(Entries from a dataset of interfaces)
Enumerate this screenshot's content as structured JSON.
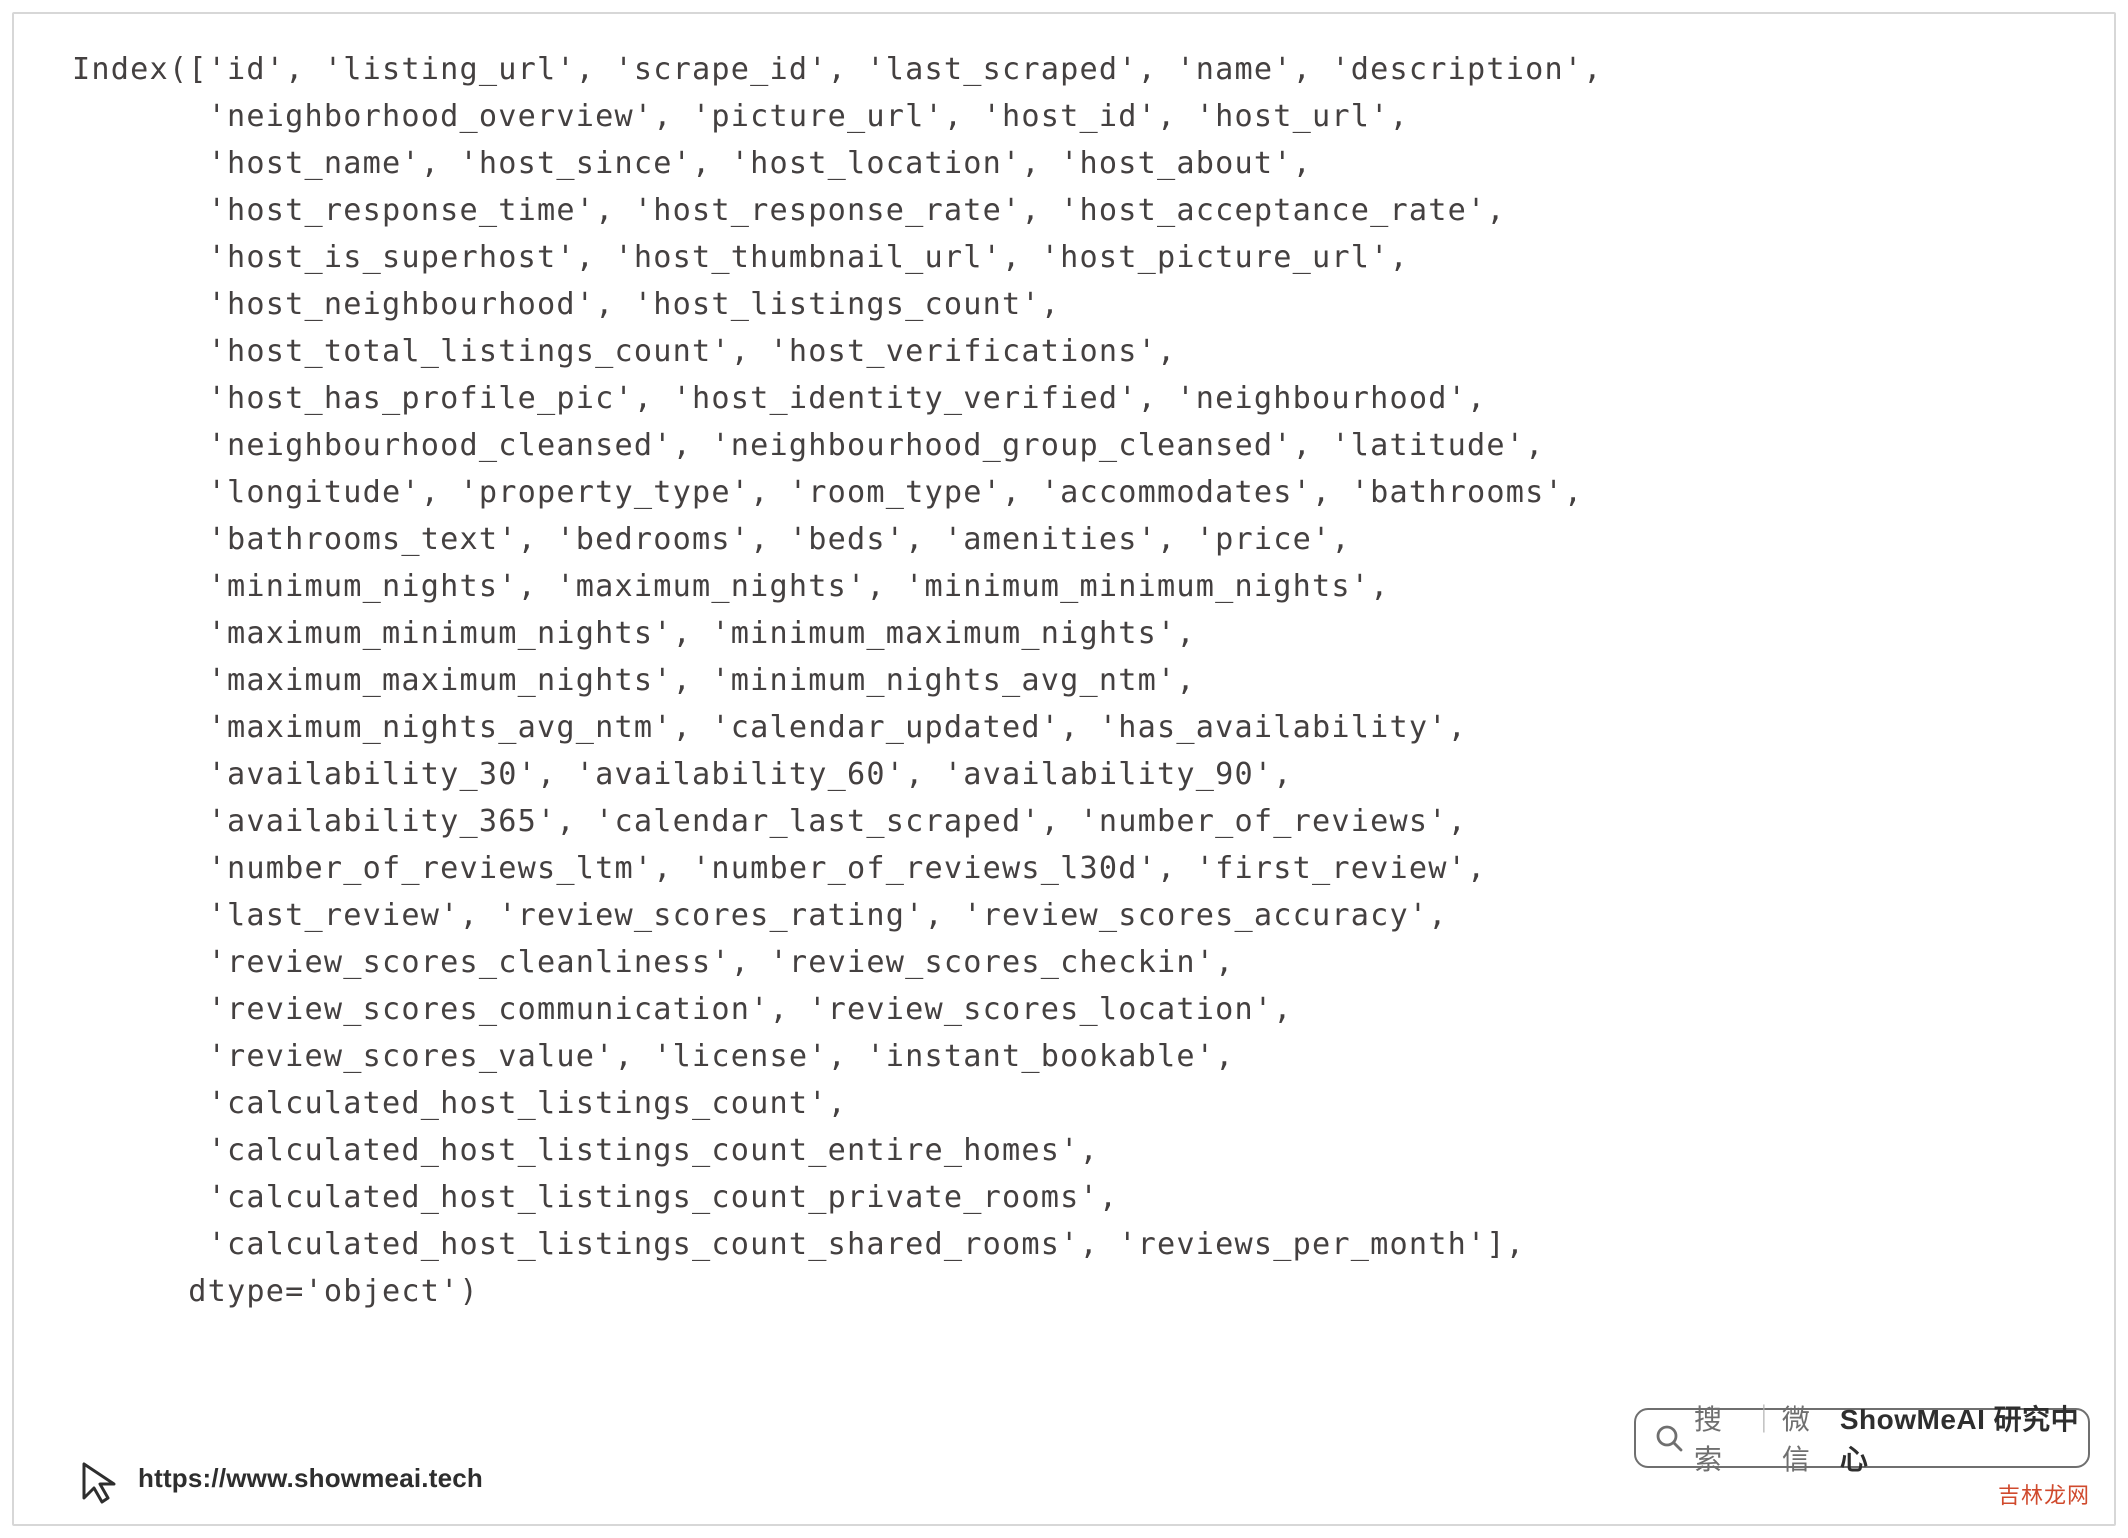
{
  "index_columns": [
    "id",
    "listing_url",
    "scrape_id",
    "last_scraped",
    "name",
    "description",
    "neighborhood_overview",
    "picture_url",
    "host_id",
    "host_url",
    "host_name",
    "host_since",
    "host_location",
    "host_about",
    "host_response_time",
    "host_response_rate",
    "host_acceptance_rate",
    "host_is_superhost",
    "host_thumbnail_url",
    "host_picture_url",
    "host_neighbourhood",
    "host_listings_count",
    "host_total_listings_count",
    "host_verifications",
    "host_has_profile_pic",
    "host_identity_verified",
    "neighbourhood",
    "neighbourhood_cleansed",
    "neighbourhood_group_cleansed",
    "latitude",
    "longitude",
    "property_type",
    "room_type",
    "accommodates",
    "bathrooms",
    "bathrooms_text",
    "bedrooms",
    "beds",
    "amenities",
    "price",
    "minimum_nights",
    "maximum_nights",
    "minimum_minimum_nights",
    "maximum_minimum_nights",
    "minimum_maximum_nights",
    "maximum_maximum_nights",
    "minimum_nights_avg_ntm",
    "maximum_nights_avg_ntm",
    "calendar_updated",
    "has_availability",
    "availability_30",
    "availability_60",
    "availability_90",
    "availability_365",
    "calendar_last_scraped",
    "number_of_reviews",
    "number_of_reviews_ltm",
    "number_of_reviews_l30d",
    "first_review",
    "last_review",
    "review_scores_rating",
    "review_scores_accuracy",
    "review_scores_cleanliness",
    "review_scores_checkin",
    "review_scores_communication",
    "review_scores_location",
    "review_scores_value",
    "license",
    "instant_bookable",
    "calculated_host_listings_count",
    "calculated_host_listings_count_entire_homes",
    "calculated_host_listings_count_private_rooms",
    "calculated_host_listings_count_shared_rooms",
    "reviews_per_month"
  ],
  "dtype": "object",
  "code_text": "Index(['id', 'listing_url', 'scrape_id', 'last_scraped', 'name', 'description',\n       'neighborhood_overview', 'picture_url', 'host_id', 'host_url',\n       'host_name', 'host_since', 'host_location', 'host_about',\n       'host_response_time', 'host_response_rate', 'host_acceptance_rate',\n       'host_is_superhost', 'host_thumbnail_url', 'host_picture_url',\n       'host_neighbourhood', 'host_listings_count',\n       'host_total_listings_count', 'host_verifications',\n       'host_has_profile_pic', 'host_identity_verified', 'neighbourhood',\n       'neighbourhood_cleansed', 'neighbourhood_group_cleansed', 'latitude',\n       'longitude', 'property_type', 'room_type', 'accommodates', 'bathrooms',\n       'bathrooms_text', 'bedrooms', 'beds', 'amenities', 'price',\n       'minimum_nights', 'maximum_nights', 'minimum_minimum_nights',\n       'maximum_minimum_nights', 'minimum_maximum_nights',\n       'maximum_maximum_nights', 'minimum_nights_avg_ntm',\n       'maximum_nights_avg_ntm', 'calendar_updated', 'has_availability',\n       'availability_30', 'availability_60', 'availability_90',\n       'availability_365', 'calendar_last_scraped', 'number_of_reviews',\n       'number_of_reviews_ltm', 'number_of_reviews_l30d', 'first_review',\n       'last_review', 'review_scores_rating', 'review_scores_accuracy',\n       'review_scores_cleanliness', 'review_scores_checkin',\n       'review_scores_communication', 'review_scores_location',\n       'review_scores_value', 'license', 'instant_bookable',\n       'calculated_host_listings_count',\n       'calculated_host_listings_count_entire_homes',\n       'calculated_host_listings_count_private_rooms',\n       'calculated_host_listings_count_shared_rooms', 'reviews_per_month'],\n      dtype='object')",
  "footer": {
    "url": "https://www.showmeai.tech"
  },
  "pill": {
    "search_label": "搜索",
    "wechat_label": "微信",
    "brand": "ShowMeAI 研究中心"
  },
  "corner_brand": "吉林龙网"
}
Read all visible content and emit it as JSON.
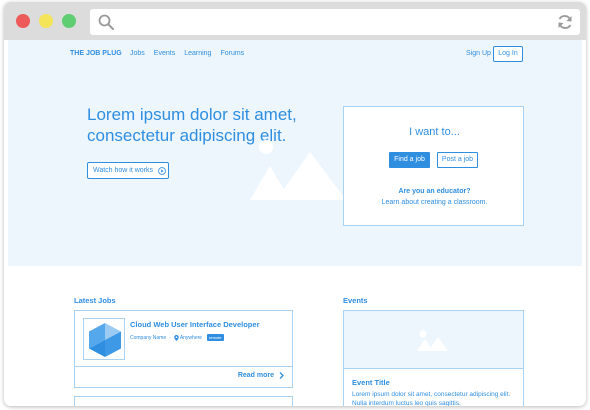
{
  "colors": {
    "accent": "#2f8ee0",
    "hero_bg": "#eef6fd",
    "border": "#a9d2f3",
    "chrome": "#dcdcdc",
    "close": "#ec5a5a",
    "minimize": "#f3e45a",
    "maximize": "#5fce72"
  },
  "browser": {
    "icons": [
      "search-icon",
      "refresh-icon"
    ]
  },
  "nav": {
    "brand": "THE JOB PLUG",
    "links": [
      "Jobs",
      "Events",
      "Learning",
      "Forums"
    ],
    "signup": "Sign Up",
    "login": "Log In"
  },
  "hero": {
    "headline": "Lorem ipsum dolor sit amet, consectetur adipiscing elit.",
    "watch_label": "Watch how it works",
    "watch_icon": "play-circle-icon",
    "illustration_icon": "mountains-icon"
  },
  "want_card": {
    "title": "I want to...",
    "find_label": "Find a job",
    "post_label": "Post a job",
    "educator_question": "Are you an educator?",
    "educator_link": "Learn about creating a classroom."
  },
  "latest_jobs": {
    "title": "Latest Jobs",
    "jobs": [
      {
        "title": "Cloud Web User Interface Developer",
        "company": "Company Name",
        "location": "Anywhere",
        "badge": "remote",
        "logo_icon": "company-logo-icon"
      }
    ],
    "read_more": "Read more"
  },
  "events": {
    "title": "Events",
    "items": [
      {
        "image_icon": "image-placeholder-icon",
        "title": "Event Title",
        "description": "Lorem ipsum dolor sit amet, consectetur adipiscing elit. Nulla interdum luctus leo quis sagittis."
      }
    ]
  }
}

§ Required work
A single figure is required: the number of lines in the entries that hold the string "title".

§ Solved exercise
5